Martial arts (literally meaning arts of war but usually referred as fighting arts) are extensive systems of codified practices and traditions of combat. Martial arts all have similar objectives: to physically defeat other persons or defend oneself or others from physical threat. Some martial arts are also linked to beliefs systems such as Hinduism, Buddhism, Daoism, Confucianism or Shinto while others follow a secular code of honor. Martial arts are considered as both an art and a science. Many arts are also practiced competitively, most commonly as combat sports, but competitions may also take the form of "forms competition."
The term martial arts refers to the art of warfare (derived from Mars the Roman god of war) and comes from a 15th-century European term referring to what are now known as historical European martial arts specifically to what is today known as Historical Fencing, but is now most commonly associated with Asian fighting styles, especially the combat systems that originated in East Asia.
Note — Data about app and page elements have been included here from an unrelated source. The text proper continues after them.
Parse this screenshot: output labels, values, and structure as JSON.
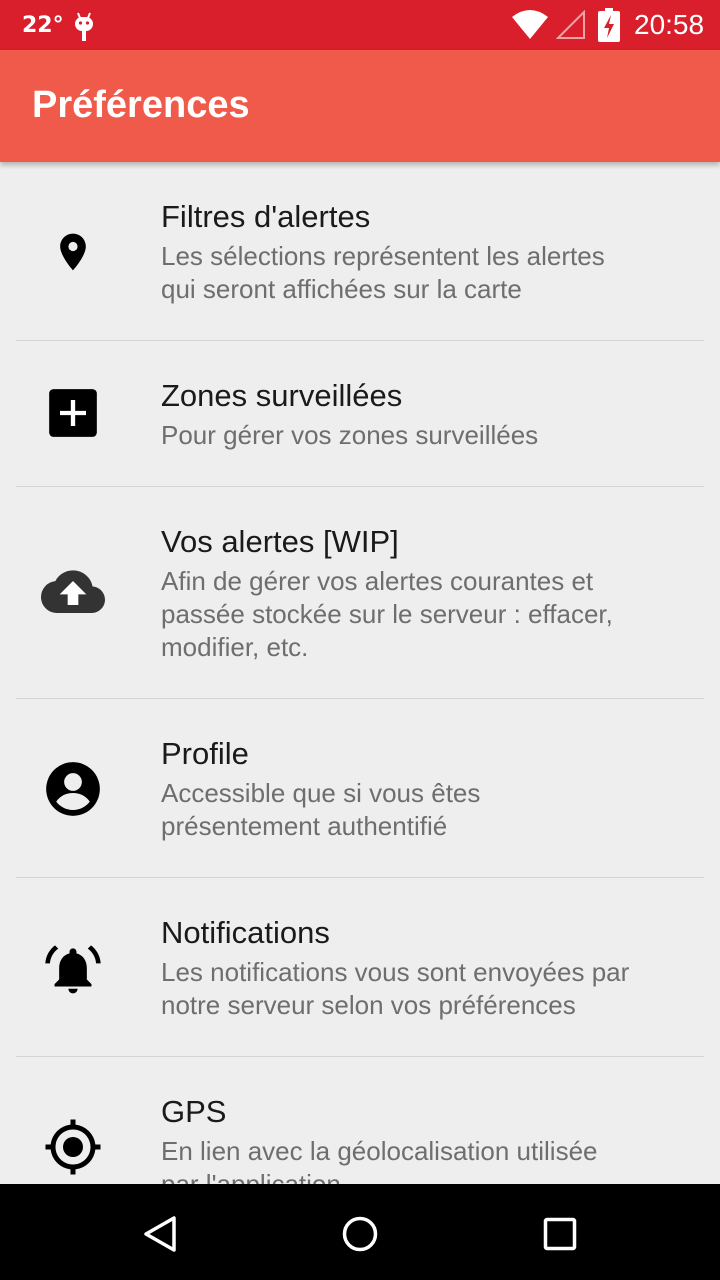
{
  "status_bar": {
    "temperature": "22°",
    "time": "20:58",
    "icons": [
      "android-debug-icon",
      "wifi-icon",
      "signal-icon",
      "battery-charging-icon"
    ]
  },
  "app_bar": {
    "title": "Préférences",
    "color": "#ef5a4a",
    "status_color": "#d81f2b"
  },
  "preferences": [
    {
      "icon": "location-pin-icon",
      "title": "Filtres d'alertes",
      "summary_lines": [
        "Les sélections représentent les alertes",
        "qui seront affichées sur la carte"
      ]
    },
    {
      "icon": "add-box-icon",
      "title": "Zones surveillées",
      "summary_lines": [
        "Pour gérer vos zones surveillées"
      ]
    },
    {
      "icon": "cloud-upload-icon",
      "title": "Vos alertes [WIP]",
      "summary_lines": [
        "Afin de gérer vos alertes courantes et",
        "passée stockée sur le serveur : effacer,",
        "modifier, etc."
      ]
    },
    {
      "icon": "account-circle-icon",
      "title": "Profile",
      "summary_lines": [
        "Accessible que si vous êtes",
        "présentement authentifié"
      ]
    },
    {
      "icon": "notification-bell-icon",
      "title": "Notifications",
      "summary_lines": [
        "Les notifications vous sont envoyées par",
        "notre serveur selon vos préférences"
      ]
    },
    {
      "icon": "gps-fixed-icon",
      "title": "GPS",
      "summary_lines": [
        "En lien avec la géolocalisation utilisée",
        "par l'application"
      ]
    }
  ],
  "nav_bar": {
    "buttons": [
      "back-icon",
      "home-icon",
      "recents-icon"
    ]
  }
}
The term both in its literal meaning however, and in its subsequent usage may be taken to refer to any codified combat system, regardless of origin, a practitioner of martial arts is referred to as a martial artist. Martial arts have originated and evolved in various cultures at various times. In the Americas, Native Americans have traditions of open-handed martial arts such as wrestling, while Hawaiians have historically practiced arts featuring small and large-joint manipulation. A mix of origins is found in the athletic movements of Capoeira, which African slaves developed in Brazil based on skills they had brought from Africa.
While each style has unique facets that differentiate it from other martial arts, a common characteristic is the systematization of fighting techniques. Methods of training vary and may include sparring (simulated combat) or formal sets or routines of techniques known as forms or kata. Forms are especially common in the Asian and Asian-derived martial arts.